What needs to be done:
The response should consist of the data below, copied exactly, with no pictures in it.

Available data:
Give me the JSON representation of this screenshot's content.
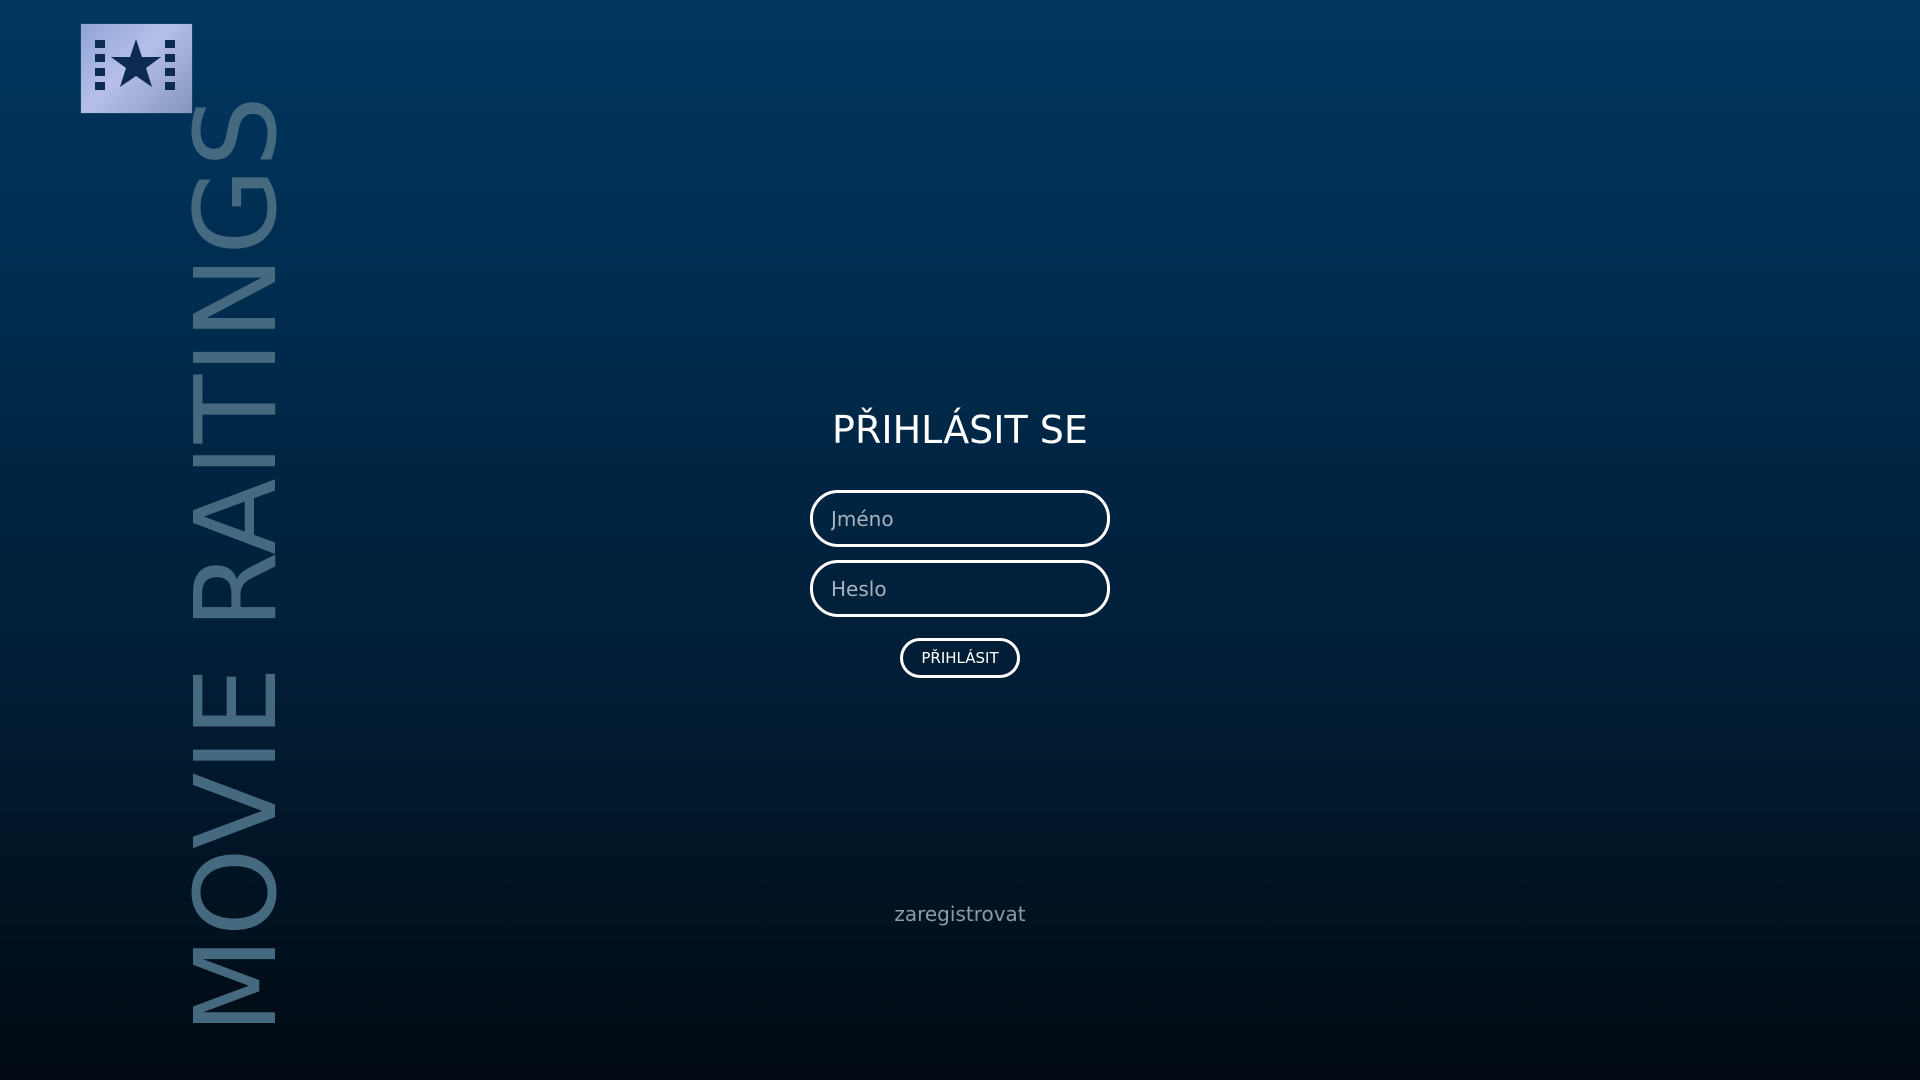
{
  "brand": {
    "title": "MOVIE RAITINGS",
    "logo_icon": "film-star-icon",
    "title_color": "#45697f"
  },
  "login": {
    "title": "PŘIHLÁSIT SE",
    "name_placeholder": "Jméno",
    "password_placeholder": "Heslo",
    "submit_label": "PŘIHLÁSIT"
  },
  "register": {
    "link_label": "zaregistrovat"
  },
  "colors": {
    "background_top": "#003660",
    "background_bottom": "#010a12",
    "text": "#ffffff",
    "muted_text": "#8f9aa4"
  }
}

Problem solution:
Give me the JSON representation of this screenshot's content.
{
  "brand": {
    "title": "MOVIE RAITINGS",
    "logo_icon": "film-star-icon",
    "title_color": "#45697f"
  },
  "login": {
    "title": "PŘIHLÁSIT SE",
    "name_placeholder": "Jméno",
    "password_placeholder": "Heslo",
    "submit_label": "PŘIHLÁSIT"
  },
  "register": {
    "link_label": "zaregistrovat"
  },
  "colors": {
    "background_top": "#003660",
    "background_bottom": "#010a12",
    "text": "#ffffff",
    "muted_text": "#8f9aa4"
  }
}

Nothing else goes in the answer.